### What is expected
A bare number is required: the count of lines in the material below that hold the word "this".

### Entries supplied
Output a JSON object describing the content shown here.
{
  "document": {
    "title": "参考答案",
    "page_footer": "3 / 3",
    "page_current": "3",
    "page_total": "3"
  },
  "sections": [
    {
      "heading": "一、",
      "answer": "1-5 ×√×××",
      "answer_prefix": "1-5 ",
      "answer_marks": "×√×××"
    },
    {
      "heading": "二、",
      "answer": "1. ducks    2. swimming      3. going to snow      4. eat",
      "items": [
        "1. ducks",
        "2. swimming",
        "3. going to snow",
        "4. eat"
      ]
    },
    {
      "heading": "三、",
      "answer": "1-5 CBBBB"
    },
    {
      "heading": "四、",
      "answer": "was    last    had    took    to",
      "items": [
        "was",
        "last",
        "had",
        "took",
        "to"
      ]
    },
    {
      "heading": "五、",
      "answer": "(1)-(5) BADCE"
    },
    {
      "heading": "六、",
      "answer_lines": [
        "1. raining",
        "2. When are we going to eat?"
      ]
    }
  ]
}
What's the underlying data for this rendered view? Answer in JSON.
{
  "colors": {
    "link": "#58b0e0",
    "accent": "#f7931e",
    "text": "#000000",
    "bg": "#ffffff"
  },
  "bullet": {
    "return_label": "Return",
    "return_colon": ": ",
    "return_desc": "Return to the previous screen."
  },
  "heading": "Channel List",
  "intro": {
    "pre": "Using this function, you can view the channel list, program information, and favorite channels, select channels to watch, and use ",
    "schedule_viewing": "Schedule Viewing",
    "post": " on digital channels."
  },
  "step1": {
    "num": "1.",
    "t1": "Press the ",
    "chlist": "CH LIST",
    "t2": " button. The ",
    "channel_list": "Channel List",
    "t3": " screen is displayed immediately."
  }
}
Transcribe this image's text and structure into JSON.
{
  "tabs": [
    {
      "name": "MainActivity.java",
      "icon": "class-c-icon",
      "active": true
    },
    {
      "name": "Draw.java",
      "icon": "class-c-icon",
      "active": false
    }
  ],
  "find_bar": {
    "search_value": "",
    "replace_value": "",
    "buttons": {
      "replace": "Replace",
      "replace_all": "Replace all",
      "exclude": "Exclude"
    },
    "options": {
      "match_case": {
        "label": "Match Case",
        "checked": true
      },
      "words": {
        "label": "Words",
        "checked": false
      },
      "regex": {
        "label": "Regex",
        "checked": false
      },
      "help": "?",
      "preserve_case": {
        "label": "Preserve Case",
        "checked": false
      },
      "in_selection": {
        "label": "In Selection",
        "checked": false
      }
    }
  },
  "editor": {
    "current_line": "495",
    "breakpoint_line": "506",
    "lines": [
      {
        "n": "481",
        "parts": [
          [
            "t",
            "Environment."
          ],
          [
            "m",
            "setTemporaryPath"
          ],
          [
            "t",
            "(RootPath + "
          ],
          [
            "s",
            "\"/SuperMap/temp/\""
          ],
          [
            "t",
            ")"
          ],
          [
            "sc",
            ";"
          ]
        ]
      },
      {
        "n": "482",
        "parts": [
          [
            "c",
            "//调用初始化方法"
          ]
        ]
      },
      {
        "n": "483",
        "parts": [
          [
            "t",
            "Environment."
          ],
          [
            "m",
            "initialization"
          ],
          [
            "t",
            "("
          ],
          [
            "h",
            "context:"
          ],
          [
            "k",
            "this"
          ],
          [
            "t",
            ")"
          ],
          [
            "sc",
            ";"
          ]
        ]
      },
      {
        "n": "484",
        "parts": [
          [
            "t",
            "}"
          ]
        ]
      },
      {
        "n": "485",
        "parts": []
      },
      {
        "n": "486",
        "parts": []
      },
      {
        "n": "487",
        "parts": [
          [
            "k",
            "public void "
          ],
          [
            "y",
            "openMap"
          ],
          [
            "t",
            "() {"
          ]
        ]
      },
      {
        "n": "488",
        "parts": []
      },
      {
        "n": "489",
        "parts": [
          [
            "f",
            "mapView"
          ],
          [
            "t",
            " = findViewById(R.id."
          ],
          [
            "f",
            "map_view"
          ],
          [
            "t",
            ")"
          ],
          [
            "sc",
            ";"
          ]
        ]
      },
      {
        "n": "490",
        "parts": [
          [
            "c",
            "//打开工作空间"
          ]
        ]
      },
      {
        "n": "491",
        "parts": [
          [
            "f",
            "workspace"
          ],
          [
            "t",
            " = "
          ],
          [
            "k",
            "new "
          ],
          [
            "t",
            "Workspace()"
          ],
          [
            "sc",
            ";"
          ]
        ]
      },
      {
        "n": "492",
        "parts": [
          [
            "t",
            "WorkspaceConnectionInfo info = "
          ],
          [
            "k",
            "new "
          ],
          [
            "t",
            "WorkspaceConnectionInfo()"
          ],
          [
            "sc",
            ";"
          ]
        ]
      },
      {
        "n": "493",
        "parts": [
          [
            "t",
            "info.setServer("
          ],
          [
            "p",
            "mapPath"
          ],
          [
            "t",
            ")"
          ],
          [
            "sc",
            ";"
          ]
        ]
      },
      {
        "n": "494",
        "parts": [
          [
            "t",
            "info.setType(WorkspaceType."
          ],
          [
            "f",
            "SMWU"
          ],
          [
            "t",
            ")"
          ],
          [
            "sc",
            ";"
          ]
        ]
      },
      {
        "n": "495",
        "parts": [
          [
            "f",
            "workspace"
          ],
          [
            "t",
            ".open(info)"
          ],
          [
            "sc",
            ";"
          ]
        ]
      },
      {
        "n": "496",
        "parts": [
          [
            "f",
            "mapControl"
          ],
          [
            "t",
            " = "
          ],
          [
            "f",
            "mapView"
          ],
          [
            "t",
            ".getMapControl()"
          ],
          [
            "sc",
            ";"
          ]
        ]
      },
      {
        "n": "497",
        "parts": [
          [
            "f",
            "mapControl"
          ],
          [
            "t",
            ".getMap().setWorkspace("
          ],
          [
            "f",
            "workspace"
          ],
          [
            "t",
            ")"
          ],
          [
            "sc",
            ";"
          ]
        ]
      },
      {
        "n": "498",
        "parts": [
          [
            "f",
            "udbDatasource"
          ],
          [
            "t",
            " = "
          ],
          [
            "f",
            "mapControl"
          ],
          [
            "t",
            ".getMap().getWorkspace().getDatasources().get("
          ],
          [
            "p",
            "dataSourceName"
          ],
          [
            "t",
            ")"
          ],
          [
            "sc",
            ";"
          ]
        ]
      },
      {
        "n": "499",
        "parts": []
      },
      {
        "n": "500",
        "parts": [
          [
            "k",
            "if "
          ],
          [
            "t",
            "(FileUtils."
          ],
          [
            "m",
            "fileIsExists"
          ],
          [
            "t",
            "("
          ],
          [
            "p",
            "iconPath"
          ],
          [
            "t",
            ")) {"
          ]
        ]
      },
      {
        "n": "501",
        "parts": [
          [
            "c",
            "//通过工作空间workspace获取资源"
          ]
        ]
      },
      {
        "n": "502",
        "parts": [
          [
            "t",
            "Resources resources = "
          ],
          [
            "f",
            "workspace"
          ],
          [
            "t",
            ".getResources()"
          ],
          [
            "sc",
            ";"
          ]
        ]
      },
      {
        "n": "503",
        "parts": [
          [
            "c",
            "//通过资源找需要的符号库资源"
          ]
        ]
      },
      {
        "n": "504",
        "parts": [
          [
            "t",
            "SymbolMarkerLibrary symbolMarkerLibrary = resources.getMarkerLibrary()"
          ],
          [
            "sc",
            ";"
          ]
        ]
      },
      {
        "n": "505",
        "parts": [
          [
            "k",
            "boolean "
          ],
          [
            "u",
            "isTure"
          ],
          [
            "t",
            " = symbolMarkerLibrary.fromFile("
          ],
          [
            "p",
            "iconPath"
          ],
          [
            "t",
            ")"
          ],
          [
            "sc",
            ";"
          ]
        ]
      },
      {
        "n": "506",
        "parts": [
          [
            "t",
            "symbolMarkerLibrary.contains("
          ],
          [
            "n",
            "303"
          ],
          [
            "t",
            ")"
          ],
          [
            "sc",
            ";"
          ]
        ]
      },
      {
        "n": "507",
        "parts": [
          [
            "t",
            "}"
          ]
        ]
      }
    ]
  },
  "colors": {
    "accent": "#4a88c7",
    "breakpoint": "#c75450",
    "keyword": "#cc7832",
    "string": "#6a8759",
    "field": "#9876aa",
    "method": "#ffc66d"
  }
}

### Completed exercise
4